Hospital records to be digitized
Records at the former Southern Palmetto Hospital are going to be stored electronically following a vote by the Barnwell County Council.
The council on Dec. 12 voted to allow Star Point to digitize and store the patient records at a cost not to exceed $126,000.
Councilman Freddie Houston made the motion following a closed session during which one item for discussion was “potential contract negotiations related to the hospital bankruptcy.”
Sale of the hospital facility had been held up due to questions over ownership of patient records.
Houston said Star Point was selected because of work they had done for the former Bamberg Hospital.
The vote was unanimous.
The council also voted unanimously to approve a resolution to refinance revenue bonds. The council had previously issued $540,000 in bonds for financing of the new detention center. The refinancing lowers the interest rate the county has to pay for the loan.
In separate action the council held first reading of an ordinance related to zoning. No details accompanied the first reading and no vote was required. The ordinance, which requires three readings, will authorize an update of the county’s zoning maps.
A third action approved unanimously approved financing for a motor grader. The amount of the loan is not to exceed $165,000 at 2.95 percent interest. The load is for seven years.
Following an hour and 47-minute closed session, the council, in a split roll-call vote, extended the time to accept applications for the administrator’s job to January 15, 2018.
Those voting to extend the application time were Freddie Houston, Harold Buckmon, David Kenner and Ben Kinlaw. Voting against the extension were Don Harper, Jerry Creech and Lowell Jowers.

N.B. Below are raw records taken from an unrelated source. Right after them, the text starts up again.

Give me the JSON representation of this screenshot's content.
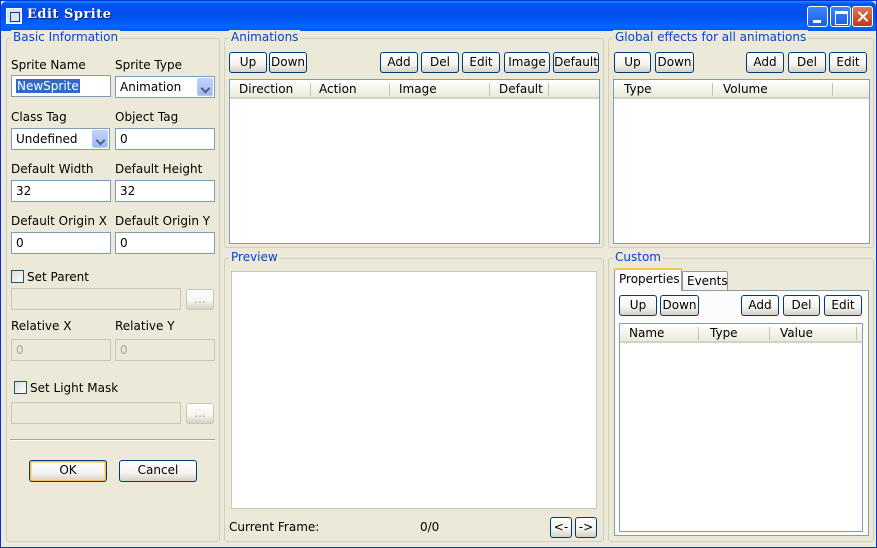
{
  "window": {
    "title": "Edit Sprite"
  },
  "basic_info": {
    "title": "Basic Information",
    "sprite_name_label": "Sprite Name",
    "sprite_name_value": "NewSprite",
    "sprite_type_label": "Sprite Type",
    "sprite_type_value": "Animation",
    "class_tag_label": "Class Tag",
    "class_tag_value": "Undefined",
    "object_tag_label": "Object Tag",
    "object_tag_value": "0",
    "default_width_label": "Default Width",
    "default_width_value": "32",
    "default_height_label": "Default Height",
    "default_height_value": "32",
    "default_origin_x_label": "Default Origin X",
    "default_origin_x_value": "0",
    "default_origin_y_label": "Default Origin Y",
    "default_origin_y_value": "0",
    "set_parent_label": "Set Parent",
    "browse_label": "...",
    "relative_x_label": "Relative X",
    "relative_x_value": "0",
    "relative_y_label": "Relative Y",
    "relative_y_value": "0",
    "set_light_mask_label": "Set Light Mask",
    "ok_label": "OK",
    "cancel_label": "Cancel"
  },
  "animations": {
    "title": "Animations",
    "up_label": "Up",
    "down_label": "Down",
    "add_label": "Add",
    "del_label": "Del",
    "edit_label": "Edit",
    "image_label": "Image",
    "default_label": "Default",
    "columns": [
      "Direction",
      "Action",
      "Image",
      "Default"
    ]
  },
  "global_effects": {
    "title": "Global effects for all animations",
    "up_label": "Up",
    "down_label": "Down",
    "add_label": "Add",
    "del_label": "Del",
    "edit_label": "Edit",
    "columns": [
      "Type",
      "Volume"
    ]
  },
  "preview": {
    "title": "Preview",
    "current_frame_label": "Current Frame:",
    "frame_value": "0/0",
    "prev_label": "<-",
    "next_label": "->"
  },
  "custom": {
    "title": "Custom",
    "tabs": [
      "Properties",
      "Events"
    ],
    "up_label": "Up",
    "down_label": "Down",
    "add_label": "Add",
    "del_label": "Del",
    "edit_label": "Edit",
    "columns": [
      "Name",
      "Type",
      "Value"
    ]
  }
}
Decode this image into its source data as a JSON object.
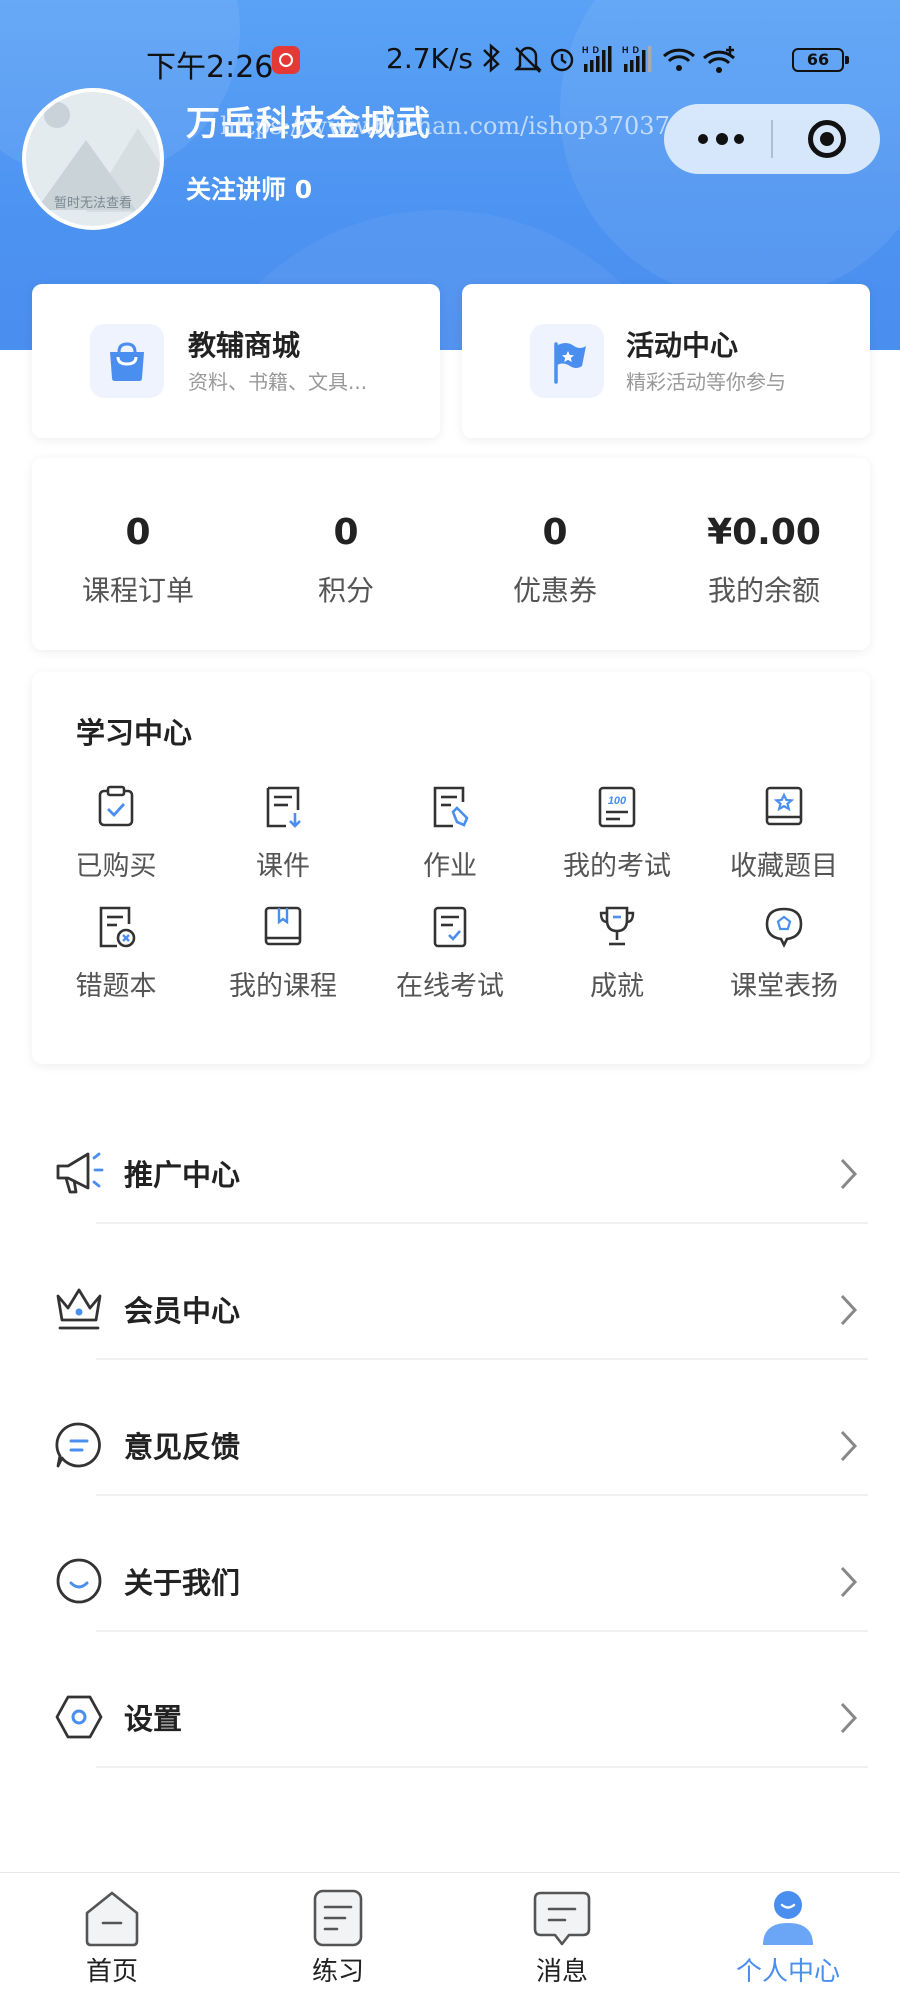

All applications are to be forwarded from the clerk to council to Chairman Lowell Jowers.
According to the agenda, the council also discussed a contract negotiation related to the resolution of Economic Development Commission/Corporation issue, a legal matter related to the museum, as well as Project Bradley.
Chairman Jowers said “nothing was settled” and no action was taken on these issues.
Barnwell County Administrator Pickens Williams Jr. said a recent disaster exercise held at the Barnwell County airport went well. “Several hundred people participated in it,” said Williams.
He also reported that $401,000 in construction building permits had been recorded in November. He said this is a good sign and “maybe we’ll see more in the future,” said Williams.
The administrator said a councilman had suggested putting information on the capital sales tax projects on the website. As a result, pictures and information on the county’s projects have been uploaded. Williams said municipal projects are “starting to move”.
Williams said pump testing of county fire trucks “went smooth” and all the testing has been completed.
In his financial update, Williams said revenues are “normal for the July-August-September time period” and expects revenues to be up in October.
Expenditures to date “look like we overspent” due to up-front payments for insurance, workers compensation and health/life insurance “but we will have other months of no payments,” said Williams. “Overall we are in good shape,” he said.
During the public comments section of the meeting Rev. Herman Wallace, pastor of Tabernacle Baptist Church and chairman of the Blackville Neighborhood Watch, said he and other Blackville residents “have made a commitment to attend county council meetings.
He said he was recently appointed to a board at Denmark Technical College and learned there has been “little contribution” from Barnwell County to the college. He appealed to the councilmen to review that status in the future.
Wallace also said, “We have some (neighborhood watch) members here. We want to let you know we are concerned about Blackville and concerned about Barnwell County. We will be here and participating more in the future.”
Ethel Washington said she serves on the county grievance board and Axis 1 board as well as serving as vice president of the Blackville Community Development Corporation and the Music and Arts Festival board. “I see the growth of other towns around us and want to know what we can do to help county council and help Blackville. Blackville is a part of this county.”
Chairman Jowers said, “I grew up in Blackville and am aware of your situation.”
He welcomed those attending and asked for their continued participation.